The General Services Administration is halting new construction, said Administrator Martha Johnson, above. Funding for new construction dropped 91 precent last year, and the House Appropriations Committee gave the agency no money for it in fiscal 2012. (CHRIS MADDALONI / STAFF)
The General Services Administration may have to halt new construction if proposed budget cuts become reality, Administrator Martha Johnson said Monday.
"No new buildings in our future if you really look hard at the numbers," Johnson said at the GovGreen conference in Washington.
GSA saw its funding for new construction drop 91 percent from $894 million in fiscal 2010 to $82 million in fiscal 2011, and saw a 32 percent cut to its renovation budget from $414 million to $280 million over the same period.
Proposals for fiscal 2012 are bleaker: The House Appropriations Committee provides no money for new construction and $280 million for repairs. The Senate legislation provides $56 million for repairs and $280 million for new construction. The president's budget requested $840 million for new construction.
The federal building fund — the revolving pool of funding GSA uses to maintain property, pay rent and manage its construction and renovation portfolio — was cut from $9.1 billion in 2010 to $7.6 billion in 2011. Legislation passed by the House would cut it still further, to $7.2 billion, the lowest level since 2007.
The drastic budget cuts have forced the agency to look for "deep operational efficiencies," Johnson said.
While the government has been asked to go on a budgetary "diet" before, "today we the government are having our stomach stapled," Johnson said.
Budget cuts over the past year have forced GSA to postpone or cancel projects across the country and threatened its ability to provide basic services for its federal tenants.
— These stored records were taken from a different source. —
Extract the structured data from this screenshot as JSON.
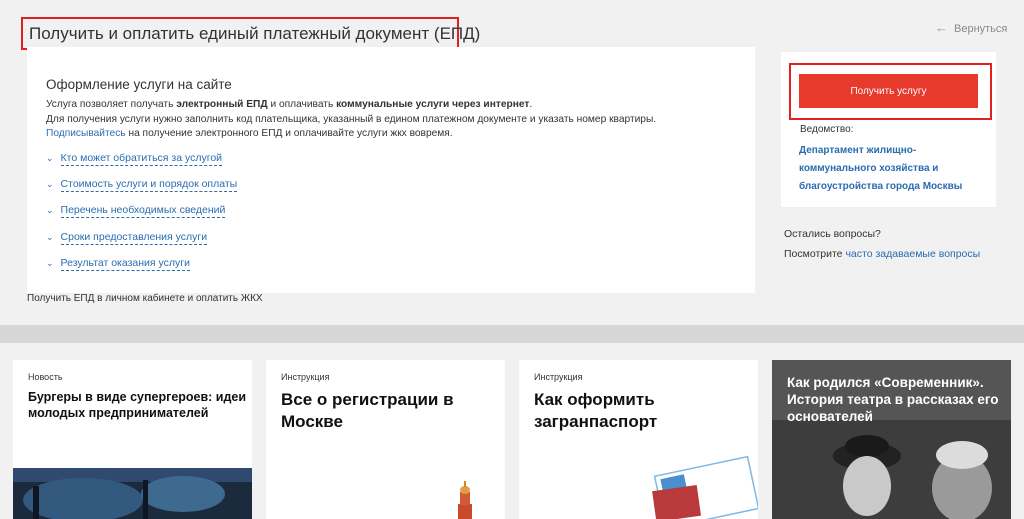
{
  "header": {
    "title": "Получить и оплатить единый платежный документ (ЕПД)",
    "back_label": "Вернуться"
  },
  "main": {
    "section_title": "Оформление услуги на сайте",
    "desc": {
      "l1_a": "Услуга позволяет получать ",
      "l1_b": "электронный ЕПД",
      "l1_c": " и оплачивать ",
      "l1_d": "коммунальные услуги через интернет",
      "l1_e": ".",
      "l2": "Для получения услуги нужно заполнить код плательщика, указанный в едином платежном документе и указать номер квартиры.",
      "l3_link": "Подписывайтесь",
      "l3_rest": " на получение электронного ЕПД и оплачивайте услуги жкх вовремя."
    },
    "accordion": [
      "Кто может обратиться за услугой",
      "Стоимость услуги и порядок оплаты",
      "Перечень необходимых сведений",
      "Сроки предоставления услуги",
      "Результат оказания услуги"
    ],
    "caption": "Получить ЕПД в личном кабинете и оплатить ЖКХ"
  },
  "sidebar": {
    "button_label": "Получить услугу",
    "dept_label": "Ведомство:",
    "dept_name": "Департамент жилищно-коммунального хозяйства и благоустройства города Москвы",
    "questions": "Остались вопросы?",
    "faq_prefix": "Посмотрите ",
    "faq_link": "часто задаваемые вопросы"
  },
  "news": [
    {
      "type": "Новость",
      "title": "Бургеры в виде супергероев: идеи молодых предпринимателей"
    },
    {
      "type": "Инструкция",
      "title": "Все о регистрации в Москве"
    },
    {
      "type": "Инструкция",
      "title": "Как оформить загранпаспорт"
    },
    {
      "type": "",
      "title": "Как родился «Современник». История театра в рассказах его основателей"
    }
  ],
  "colors": {
    "accent": "#e8392d",
    "highlight": "#e02121",
    "link": "#2b6cb0"
  },
  "icons": {
    "back": "arrow-left-icon",
    "accordion": "chevron-down-icon"
  }
}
GSA announced earlier this month it is indefinitely abandoning further renovations and a planned expansion of its headquarters in Washington. Employees who have been working in temporary leased offices during the renovation will move back to the headquarters building by February 2013 — 18 months ahead of the original move-in date.